A couple weeks ago, I attended a product management course put on by Pragmatic Marketing and had the opportunity to hear about the standard tools product managers use to track information, feature requests, and other information as part of their job. PMs need to write down and track a lot of information to do their job effectively, and so I was somewhat surprised to learn that the majority of the PMs in attendance were still tracking meeting notes, customer visits, and other information in crude tools like Excel and Word. The tool that I use with great effectiveness, Microsoft OneNote 2003, seemed unknown to everyone in the room. With that in mind, I thought I’d put together a quick set of information on why OneNote is the essential tool that PMs should be using to track information.
What is OneNote? At it’s core, it’s a virtual notepad that allows you to organize electronic notes into folders and sections. Using OneNote, you can:
- Get organized: Using OneNote, you can keep all your notes in a single application, rather than strewn across multiple Word documents. The editor is a simplified version of Word, but provides far more editing flexibility to allow you to shift around blobs of text, images, and even audio clips. OneNote also allows you to define templates for pages, allowing you to create simple forms that define information you need to capture in a standard format.
- Track important information: For all of you “Getting Things Done” fans out there, OneNote allows you to tag text in a page as a task you need to perform, and define tags of your own for common types of information you might want to track. For example, you can create tags to track items such as competitor information you learn from a customer, feature requests you need to add to your request tracking system, and questions you need to revisit and answer later.
- Find information quickly: OneNote enables you to perform a full text search of all your notes, allowing you to actually use the information you’ve collected. In addition, you can create summary views of the items tagged as tasks, allowing you to track open actions you need to close out. Finally, you can create summary views of the tags you’ve defined, allowing you to get a comprehensive view of all the important competitor information, feature requests, and questions you’ve tagged in your notes.
- Share your information easily: Each section in OneNote is stored as a single file (and OneNote saves constantly, so you never need to remember to save). This not only makes it easier to keep a comprehensive set of documents available at your fingertips, it also makes it easier to hand a complete set of documents to someone else. In my work, I keep a section in OneNote for each one of the customers I’ve interacted with – OneNote stores one file per customer, meaning that I can give someone else in my company the complete history of interactions with a customer by just sending them one file. If your organization has a decent wiki tool with a WYSIWYG editor, you may even be able to share sections of your notes by simply cutting and pasting them directly into the editor; if your organization has SharePoint, you can even share these notes even more efficiently, but I haven’t tried that, so I can’t speak to how this works.
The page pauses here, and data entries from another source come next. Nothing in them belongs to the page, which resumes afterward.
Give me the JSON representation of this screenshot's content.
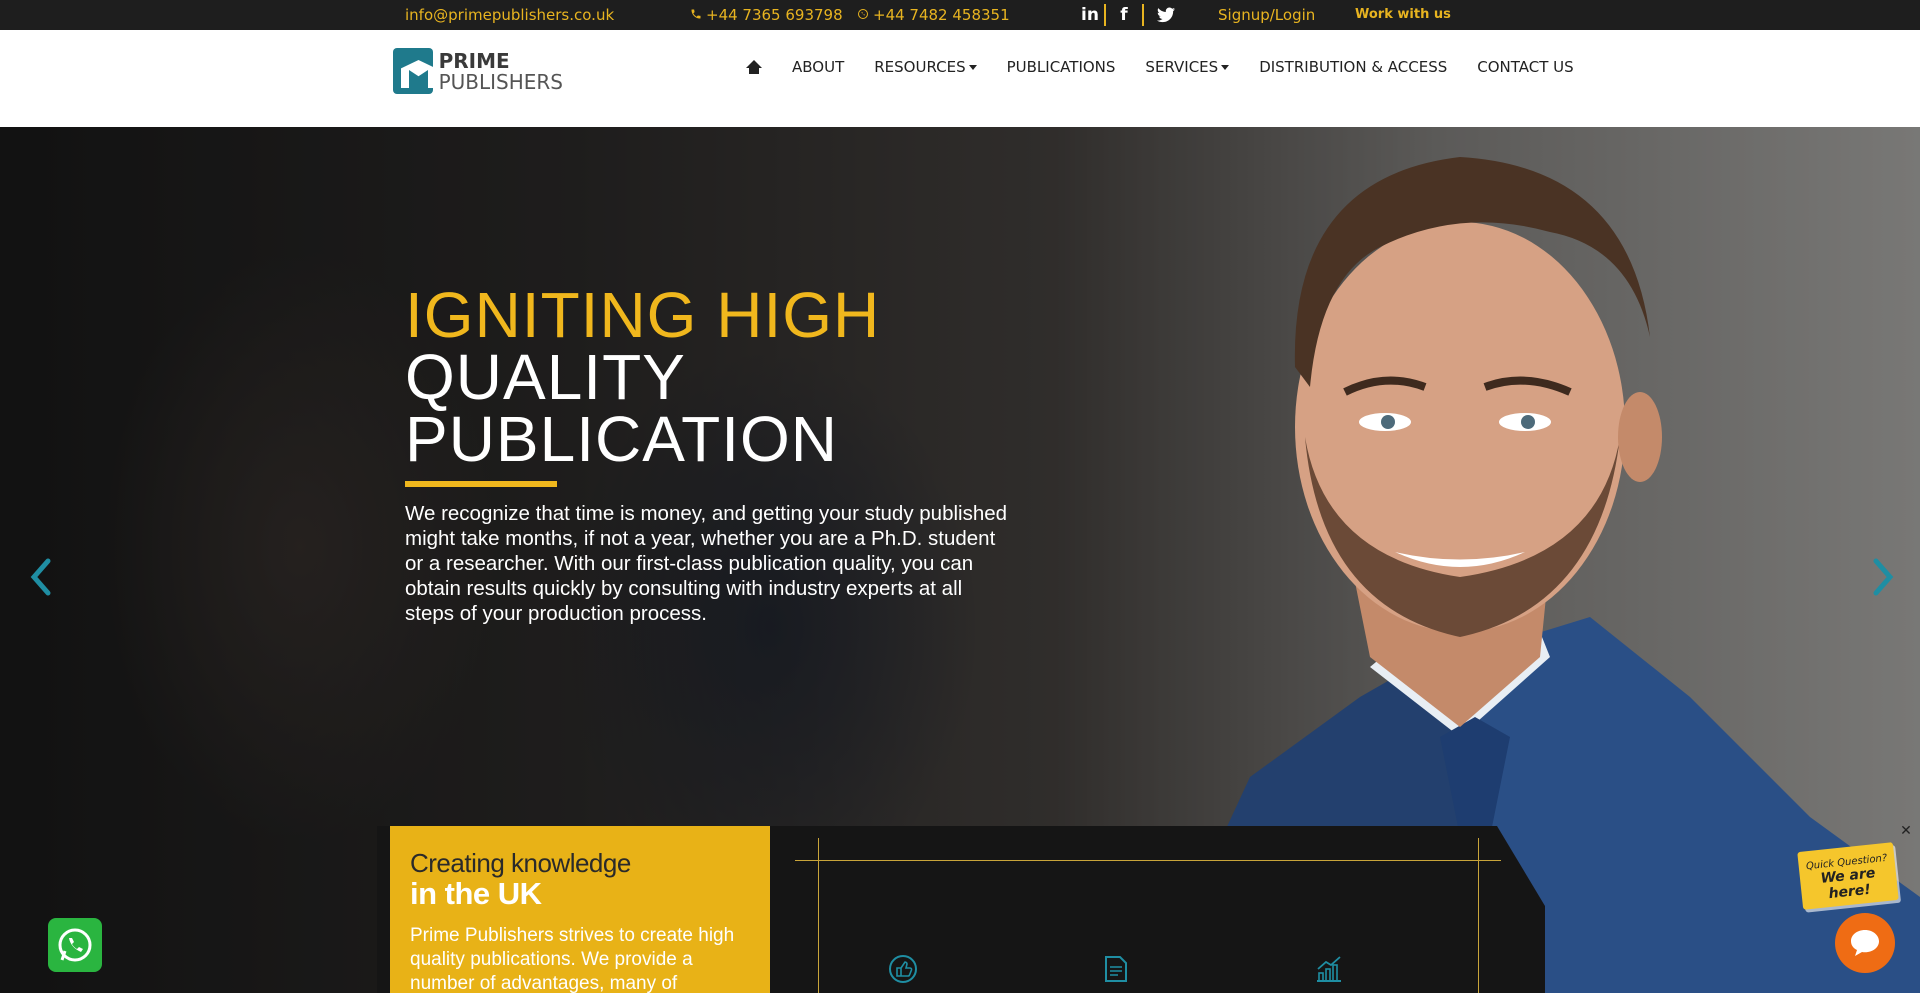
{
  "topbar": {
    "email": "info@primepublishers.co.uk",
    "phone": "+44 7365 693798",
    "whatsapp": "+44 7482 458351",
    "social": {
      "linkedin": "in",
      "facebook": "f"
    },
    "signup": "Signup/Login",
    "work": "Work with us"
  },
  "logo": {
    "line1": "PRIME",
    "line2": "PUBLISHERS"
  },
  "nav": {
    "about": "ABOUT",
    "resources": "RESOURCES",
    "publications": "PUBLICATIONS",
    "services": "SERVICES",
    "distribution": "DISTRIBUTION & ACCESS",
    "contact": "CONTACT US"
  },
  "hero": {
    "line1": "IGNITING HIGH",
    "line2": "QUALITY",
    "line3": "PUBLICATION",
    "lead": "We recognize that time is money, and getting your study published might take months, if not a year, whether you are a Ph.D. student or a researcher. With our first-class publication quality, you can obtain results quickly by consulting with industry experts at all steps of your production process."
  },
  "card": {
    "title1": "Creating knowledge",
    "title2": "in the UK",
    "body": "Prime Publishers strives to create high quality publications. We provide a number of advantages, many of"
  },
  "widgets": {
    "quick1": "Quick Question?",
    "quick2": "We are here!",
    "close": "✕"
  },
  "colors": {
    "accent": "#f0b71d",
    "teal": "#1f8ea3",
    "dark": "#1e1e1e"
  }
}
In practice, the tool is very effective once you get into the habit of using it religiously for information capture. Once you do, you start to realize that there’s very little information that actually requires a formal document, such as one created using Word. If you’re a product manager (or frankly anyone that has to track a lot of information efficiently), you should check it out – at a retail price of under $80, it’s probably the most useful piece of software I’ve ever owned.